Web page and app entries
——————————

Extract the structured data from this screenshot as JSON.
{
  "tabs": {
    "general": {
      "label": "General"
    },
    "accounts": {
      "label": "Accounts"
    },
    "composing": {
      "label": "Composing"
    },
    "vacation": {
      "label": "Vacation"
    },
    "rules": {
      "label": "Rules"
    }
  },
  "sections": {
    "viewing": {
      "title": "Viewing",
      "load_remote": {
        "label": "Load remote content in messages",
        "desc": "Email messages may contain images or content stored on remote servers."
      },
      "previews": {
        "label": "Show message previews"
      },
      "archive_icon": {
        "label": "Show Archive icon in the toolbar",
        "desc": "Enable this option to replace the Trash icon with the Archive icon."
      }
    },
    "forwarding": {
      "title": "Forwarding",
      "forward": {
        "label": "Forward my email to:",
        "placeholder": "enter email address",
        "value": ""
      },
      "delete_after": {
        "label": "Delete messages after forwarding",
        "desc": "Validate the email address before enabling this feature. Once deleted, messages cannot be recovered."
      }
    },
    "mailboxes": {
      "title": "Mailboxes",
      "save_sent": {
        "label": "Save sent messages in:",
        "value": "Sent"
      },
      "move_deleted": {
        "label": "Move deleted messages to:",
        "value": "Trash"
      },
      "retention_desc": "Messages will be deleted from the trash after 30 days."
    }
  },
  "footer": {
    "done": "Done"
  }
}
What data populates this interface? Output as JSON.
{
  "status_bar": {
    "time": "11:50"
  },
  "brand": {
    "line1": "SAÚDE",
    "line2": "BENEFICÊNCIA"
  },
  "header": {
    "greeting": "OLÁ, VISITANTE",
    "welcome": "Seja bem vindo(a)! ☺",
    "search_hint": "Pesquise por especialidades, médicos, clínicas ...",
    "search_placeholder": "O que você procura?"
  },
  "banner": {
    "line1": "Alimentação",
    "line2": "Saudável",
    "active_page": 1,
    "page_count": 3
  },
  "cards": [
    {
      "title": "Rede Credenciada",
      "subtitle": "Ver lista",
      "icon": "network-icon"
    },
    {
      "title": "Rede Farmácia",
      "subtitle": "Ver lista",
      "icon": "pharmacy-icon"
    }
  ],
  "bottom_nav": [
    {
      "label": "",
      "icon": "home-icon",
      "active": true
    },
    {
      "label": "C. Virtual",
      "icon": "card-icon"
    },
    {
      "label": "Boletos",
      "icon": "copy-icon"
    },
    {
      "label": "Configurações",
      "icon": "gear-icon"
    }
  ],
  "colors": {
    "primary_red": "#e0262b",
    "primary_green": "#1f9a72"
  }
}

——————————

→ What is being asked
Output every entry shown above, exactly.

→ Task result
Extract the structured data from this screenshot as JSON.
{
  "tabs": {
    "general": {
      "label": "General"
    },
    "accounts": {
      "label": "Accounts"
    },
    "composing": {
      "label": "Composing"
    },
    "vacation": {
      "label": "Vacation"
    },
    "rules": {
      "label": "Rules"
    }
  },
  "sections": {
    "viewing": {
      "title": "Viewing",
      "load_remote": {
        "label": "Load remote content in messages",
        "desc": "Email messages may contain images or content stored on remote servers."
      },
      "previews": {
        "label": "Show message previews"
      },
      "archive_icon": {
        "label": "Show Archive icon in the toolbar",
        "desc": "Enable this option to replace the Trash icon with the Archive icon."
      }
    },
    "forwarding": {
      "title": "Forwarding",
      "forward": {
        "label": "Forward my email to:",
        "placeholder": "enter email address",
        "value": ""
      },
      "delete_after": {
        "label": "Delete messages after forwarding",
        "desc": "Validate the email address before enabling this feature. Once deleted, messages cannot be recovered."
      }
    },
    "mailboxes": {
      "title": "Mailboxes",
      "save_sent": {
        "label": "Save sent messages in:",
        "value": "Sent"
      },
      "move_deleted": {
        "label": "Move deleted messages to:",
        "value": "Trash"
      },
      "retention_desc": "Messages will be deleted from the trash after 30 days."
    }
  },
  "footer": {
    "done": "Done"
  }
}
What data populates this interface? Output as JSON.
{
  "status_bar": {
    "time": "11:50"
  },
  "brand": {
    "line1": "SAÚDE",
    "line2": "BENEFICÊNCIA"
  },
  "header": {
    "greeting": "OLÁ, VISITANTE",
    "welcome": "Seja bem vindo(a)! ☺",
    "search_hint": "Pesquise por especialidades, médicos, clínicas ...",
    "search_placeholder": "O que você procura?"
  },
  "banner": {
    "line1": "Alimentação",
    "line2": "Saudável",
    "active_page": 1,
    "page_count": 3
  },
  "cards": [
    {
      "title": "Rede Credenciada",
      "subtitle": "Ver lista",
      "icon": "network-icon"
    },
    {
      "title": "Rede Farmácia",
      "subtitle": "Ver lista",
      "icon": "pharmacy-icon"
    }
  ],
  "bottom_nav": [
    {
      "label": "",
      "icon": "home-icon",
      "active": true
    },
    {
      "label": "C. Virtual",
      "icon": "card-icon"
    },
    {
      "label": "Boletos",
      "icon": "copy-icon"
    },
    {
      "label": "Configurações",
      "icon": "gear-icon"
    }
  ],
  "colors": {
    "primary_red": "#e0262b",
    "primary_green": "#1f9a72"
  }
}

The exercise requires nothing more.